A Diane Dye Hansen Perspective

I am a business and career coach who specializes in individual and organizational change. That means I coach on both sides of the line. I work with the career changers and the companies that want to build a retention-based culture.

From my research and client case studies, here is how you can tell an employee is about to leave. These are my top 12 signs.

  1. They aren’t proactive, don’t take the initiative.
  2. They stop volunteering for new projects.
  3. They isolate from co-workers.
  4. They buddy up with other unsatisfied co-workers.
  5. You notice they are on social media more at work. (Likely job hunting on your dime.)
  6. Their lunches get longer, by a few minutes here and there, or they might have car problems for an even longer absence. (Lunch time interview)
  7. They ask to leave early more frequently. (Late day interview)
  8. They start using their sick days one at a time. (Using the benefit of several interviews in a day)
  9. They break eye contact – a sign they are holding something back;
  10. They become more vocal about their grievances;
  11. They clam up totally, and everything is fine, no matter what.
  12. They bolt out the door at the end of the workday.

An employer can always probe by showing a genuine empathetic concern for their employee’s happiness. Issues of hours, working arrangements or co-worker head butting can be resolved this way. Personal issues such as family and home life can also be worked through if the supervisor makes the communication space safe. This means no fixing on the part of the supervisor, just support. It also means the conversation does not leave the office.
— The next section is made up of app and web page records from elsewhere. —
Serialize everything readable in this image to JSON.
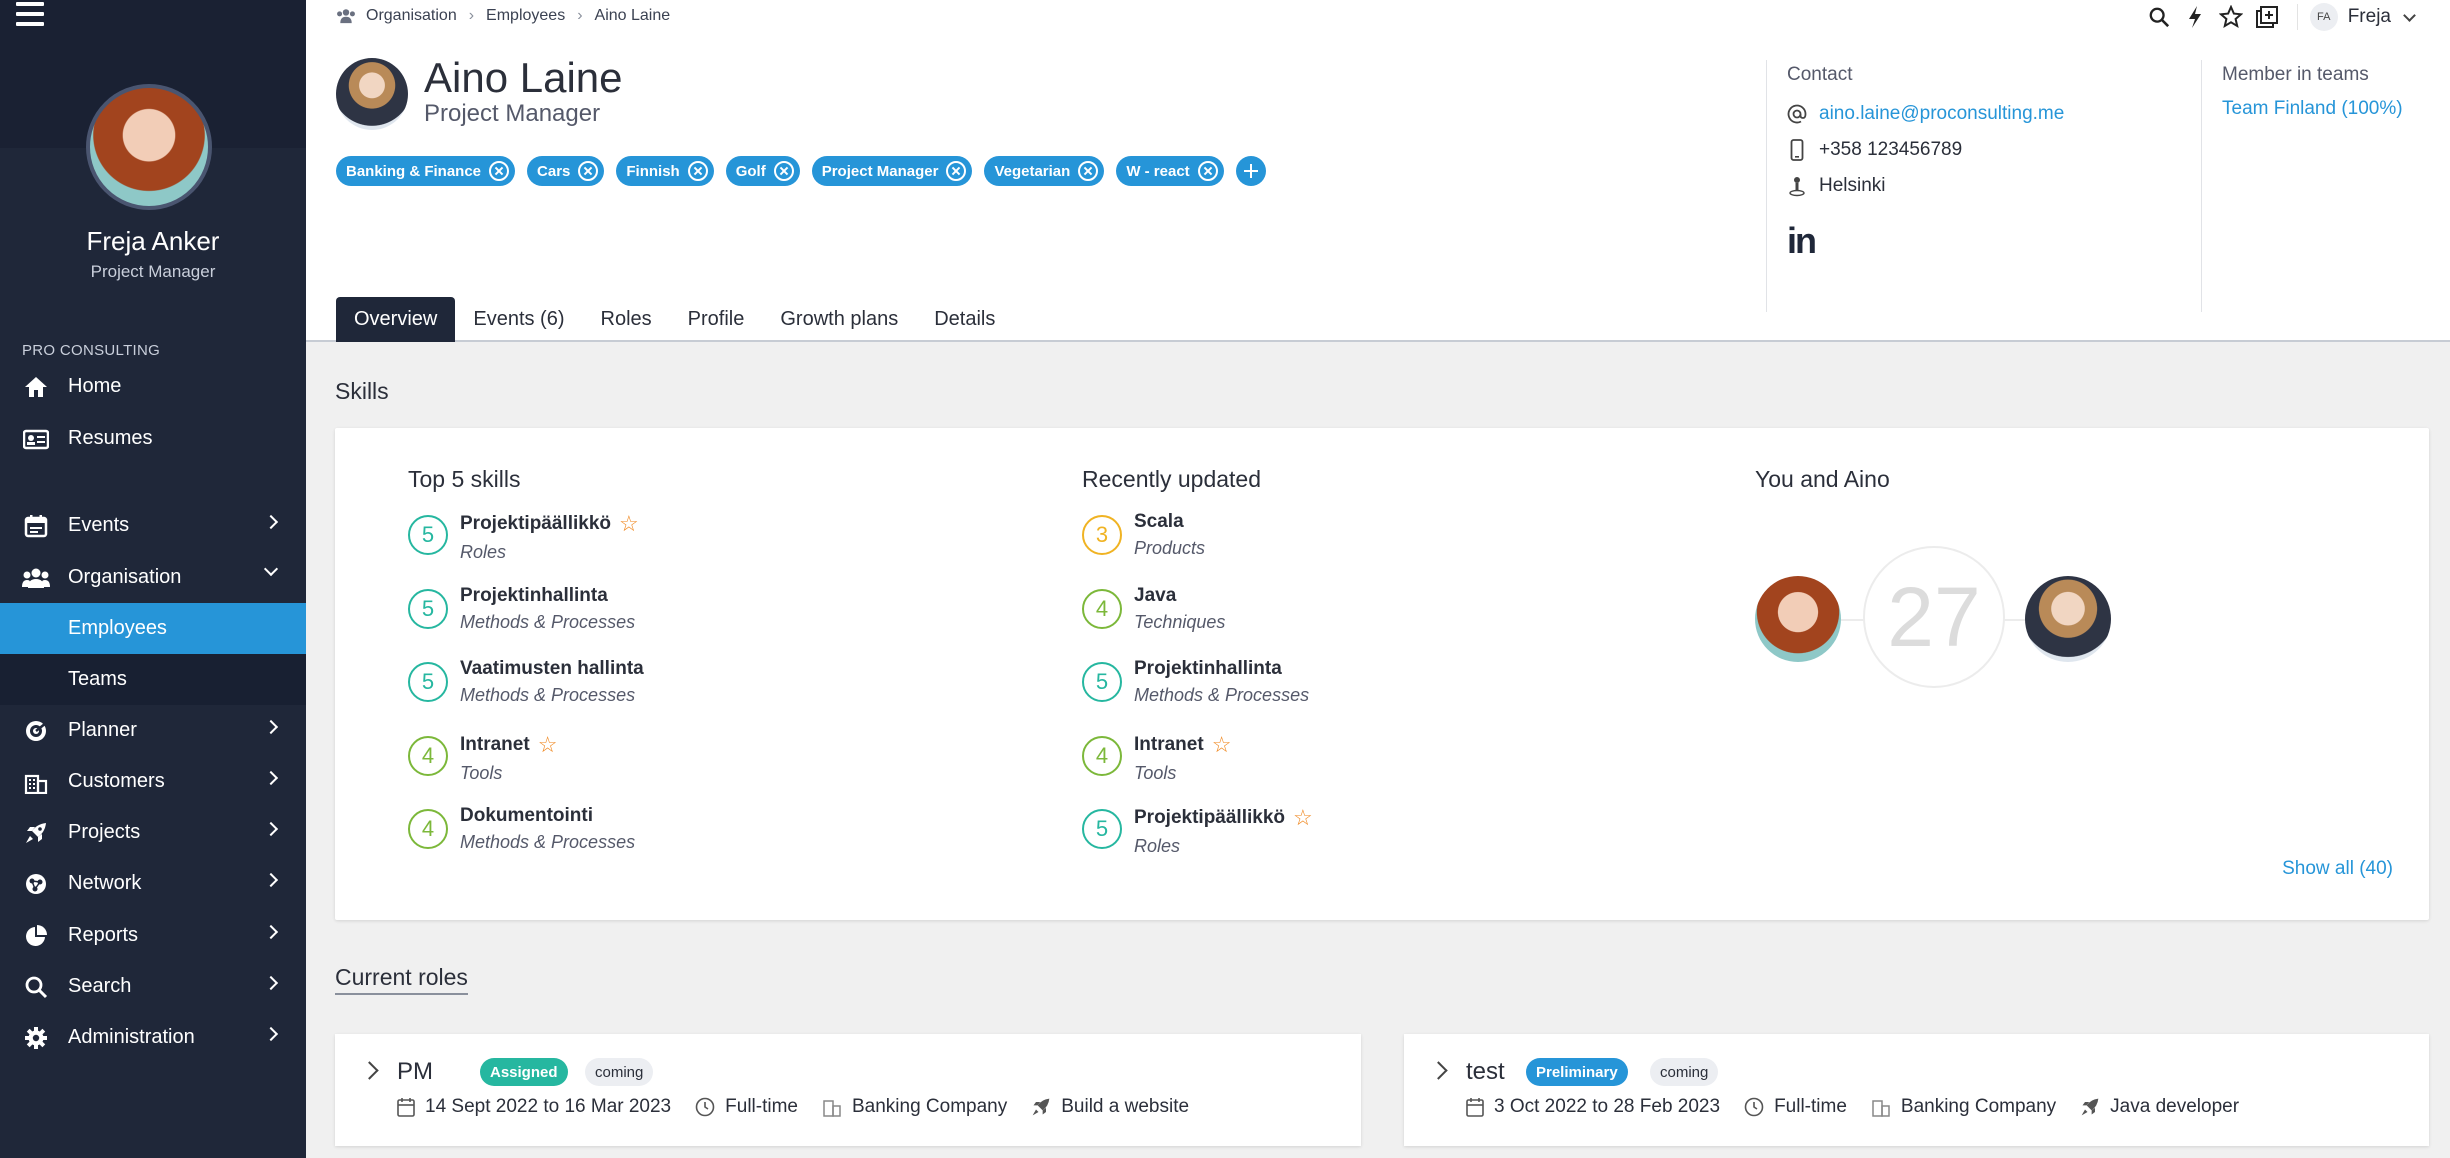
{
  "sidebar": {
    "user_name": "Freja Anker",
    "user_title": "Project Manager",
    "org_label": "PRO CONSULTING",
    "items": [
      {
        "label": "Home"
      },
      {
        "label": "Resumes"
      },
      {
        "label": "Events"
      },
      {
        "label": "Organisation"
      },
      {
        "label": "Employees"
      },
      {
        "label": "Teams"
      },
      {
        "label": "Planner"
      },
      {
        "label": "Customers"
      },
      {
        "label": "Projects"
      },
      {
        "label": "Network"
      },
      {
        "label": "Reports"
      },
      {
        "label": "Search"
      },
      {
        "label": "Administration"
      }
    ]
  },
  "topbar": {
    "breadcrumb": [
      "Organisation",
      "Employees",
      "Aino Laine"
    ],
    "user_initials": "FA",
    "user_name": "Freja"
  },
  "profile": {
    "name": "Aino Laine",
    "role": "Project Manager",
    "tags": [
      "Banking & Finance",
      "Cars",
      "Finnish",
      "Golf",
      "Project Manager",
      "Vegetarian",
      "W - react"
    ],
    "contact": {
      "heading": "Contact",
      "email": "aino.laine@proconsulting.me",
      "phone": "+358 123456789",
      "location": "Helsinki",
      "linkedin": "in"
    },
    "teams": {
      "heading": "Member in teams",
      "team": "Team Finland (100%)"
    }
  },
  "tabs": [
    "Overview",
    "Events (6)",
    "Roles",
    "Profile",
    "Growth plans",
    "Details"
  ],
  "skills": {
    "section_title": "Skills",
    "top5": {
      "title": "Top 5 skills",
      "items": [
        {
          "level": "5",
          "name": "Projektipäällikkö",
          "category": "Roles",
          "starred": true
        },
        {
          "level": "5",
          "name": "Projektinhallinta",
          "category": "Methods & Processes",
          "starred": false
        },
        {
          "level": "5",
          "name": "Vaatimusten hallinta",
          "category": "Methods & Processes",
          "starred": false
        },
        {
          "level": "4",
          "name": "Intranet",
          "category": "Tools",
          "starred": true
        },
        {
          "level": "4",
          "name": "Dokumentointi",
          "category": "Methods & Processes",
          "starred": false
        }
      ]
    },
    "recent": {
      "title": "Recently updated",
      "items": [
        {
          "level": "3",
          "name": "Scala",
          "category": "Products",
          "starred": false
        },
        {
          "level": "4",
          "name": "Java",
          "category": "Techniques",
          "starred": false
        },
        {
          "level": "5",
          "name": "Projektinhallinta",
          "category": "Methods & Processes",
          "starred": false
        },
        {
          "level": "4",
          "name": "Intranet",
          "category": "Tools",
          "starred": true
        },
        {
          "level": "5",
          "name": "Projektipäällikkö",
          "category": "Roles",
          "starred": true
        }
      ]
    },
    "you_and": {
      "title": "You and Aino",
      "shared_count": "27"
    },
    "show_all": "Show all (40)"
  },
  "roles": {
    "section_title": "Current roles",
    "cards": [
      {
        "name": "PM",
        "status": "Assigned",
        "timing": "coming",
        "dates": "14 Sept 2022 to 16 Mar 2023",
        "allocation": "Full-time",
        "customer": "Banking Company",
        "project": "Build a website"
      },
      {
        "name": "test",
        "status": "Preliminary",
        "timing": "coming",
        "dates": "3 Oct 2022 to 28 Feb 2023",
        "allocation": "Full-time",
        "customer": "Banking Company",
        "project": "Java developer"
      }
    ]
  },
  "colors": {
    "sidebar": "#1f2739",
    "accent": "#2695d8",
    "level5": "#26b7a0",
    "level4": "#7cb83a",
    "level3": "#f0b323",
    "star": "#f08a24"
  }
}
Diane Dye Hansen, Chief Inspiration Officer, Individual and Organizational Change Expert, www.whatworkscoaching.com.